__Problem__
Look through the entries below and report every line that has "title".

__Dataset__
-------

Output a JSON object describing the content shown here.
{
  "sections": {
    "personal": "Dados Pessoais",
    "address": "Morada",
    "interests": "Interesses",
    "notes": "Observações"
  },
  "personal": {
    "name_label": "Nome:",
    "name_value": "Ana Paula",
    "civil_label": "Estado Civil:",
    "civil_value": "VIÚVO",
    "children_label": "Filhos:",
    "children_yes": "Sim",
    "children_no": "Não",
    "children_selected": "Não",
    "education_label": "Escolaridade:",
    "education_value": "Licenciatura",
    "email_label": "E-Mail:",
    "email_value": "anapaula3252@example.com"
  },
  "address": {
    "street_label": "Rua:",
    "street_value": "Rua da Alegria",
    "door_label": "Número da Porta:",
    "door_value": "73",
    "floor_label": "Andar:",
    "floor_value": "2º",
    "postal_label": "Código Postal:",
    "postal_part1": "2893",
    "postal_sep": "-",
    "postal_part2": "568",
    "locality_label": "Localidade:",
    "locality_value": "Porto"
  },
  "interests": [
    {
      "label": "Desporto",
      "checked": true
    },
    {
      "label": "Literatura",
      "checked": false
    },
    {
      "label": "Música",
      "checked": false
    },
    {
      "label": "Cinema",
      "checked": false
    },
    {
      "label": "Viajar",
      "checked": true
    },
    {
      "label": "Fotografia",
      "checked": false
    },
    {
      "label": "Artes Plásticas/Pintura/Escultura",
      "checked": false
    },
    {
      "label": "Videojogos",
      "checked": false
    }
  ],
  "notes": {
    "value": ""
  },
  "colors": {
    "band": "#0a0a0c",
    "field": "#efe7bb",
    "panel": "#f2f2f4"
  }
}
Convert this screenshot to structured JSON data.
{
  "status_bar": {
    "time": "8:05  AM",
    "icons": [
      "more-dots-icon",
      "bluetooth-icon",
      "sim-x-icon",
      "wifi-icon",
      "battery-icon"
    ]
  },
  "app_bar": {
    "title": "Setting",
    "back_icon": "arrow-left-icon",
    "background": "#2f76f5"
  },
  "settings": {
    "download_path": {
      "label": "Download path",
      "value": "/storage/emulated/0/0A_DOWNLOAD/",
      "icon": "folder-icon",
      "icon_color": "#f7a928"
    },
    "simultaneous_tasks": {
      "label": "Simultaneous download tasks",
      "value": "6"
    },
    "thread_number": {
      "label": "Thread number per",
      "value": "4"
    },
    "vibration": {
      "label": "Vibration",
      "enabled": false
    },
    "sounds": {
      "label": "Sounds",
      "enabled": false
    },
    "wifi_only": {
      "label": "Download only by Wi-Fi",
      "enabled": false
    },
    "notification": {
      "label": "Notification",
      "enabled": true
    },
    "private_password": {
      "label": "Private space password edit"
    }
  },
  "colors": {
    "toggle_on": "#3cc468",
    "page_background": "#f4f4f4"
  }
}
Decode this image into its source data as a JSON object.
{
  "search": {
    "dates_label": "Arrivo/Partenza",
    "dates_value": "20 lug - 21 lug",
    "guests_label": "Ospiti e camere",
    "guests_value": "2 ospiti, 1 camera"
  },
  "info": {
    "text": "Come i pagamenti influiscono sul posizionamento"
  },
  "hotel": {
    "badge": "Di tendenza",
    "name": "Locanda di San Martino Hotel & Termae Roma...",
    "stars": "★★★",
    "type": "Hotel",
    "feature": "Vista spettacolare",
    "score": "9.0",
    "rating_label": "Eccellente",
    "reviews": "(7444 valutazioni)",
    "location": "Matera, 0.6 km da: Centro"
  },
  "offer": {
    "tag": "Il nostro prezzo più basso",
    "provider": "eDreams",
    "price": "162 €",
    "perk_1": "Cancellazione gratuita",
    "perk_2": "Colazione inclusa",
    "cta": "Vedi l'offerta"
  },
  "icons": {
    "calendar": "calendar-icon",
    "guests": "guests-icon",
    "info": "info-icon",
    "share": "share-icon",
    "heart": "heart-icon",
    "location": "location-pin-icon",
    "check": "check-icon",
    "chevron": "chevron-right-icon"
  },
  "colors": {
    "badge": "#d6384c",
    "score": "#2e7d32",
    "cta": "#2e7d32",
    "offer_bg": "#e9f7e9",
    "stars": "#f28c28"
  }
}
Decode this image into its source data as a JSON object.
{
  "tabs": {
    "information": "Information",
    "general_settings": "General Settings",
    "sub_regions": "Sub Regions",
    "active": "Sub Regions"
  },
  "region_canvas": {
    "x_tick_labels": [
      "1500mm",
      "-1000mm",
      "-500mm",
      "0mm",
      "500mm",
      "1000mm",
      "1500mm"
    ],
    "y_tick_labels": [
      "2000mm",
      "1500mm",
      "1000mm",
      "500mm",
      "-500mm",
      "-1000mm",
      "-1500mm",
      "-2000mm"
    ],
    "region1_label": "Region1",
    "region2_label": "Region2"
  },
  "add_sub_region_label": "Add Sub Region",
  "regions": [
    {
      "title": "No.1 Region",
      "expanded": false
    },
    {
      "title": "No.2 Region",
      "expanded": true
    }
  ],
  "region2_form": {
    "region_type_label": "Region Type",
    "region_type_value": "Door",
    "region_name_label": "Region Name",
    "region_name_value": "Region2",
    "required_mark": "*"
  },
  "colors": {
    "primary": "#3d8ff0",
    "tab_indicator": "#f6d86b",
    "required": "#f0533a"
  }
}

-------

__Exercise solution__
    "title": "Setting",
      "title": "No.1 Region",
      "title": "No.2 Region",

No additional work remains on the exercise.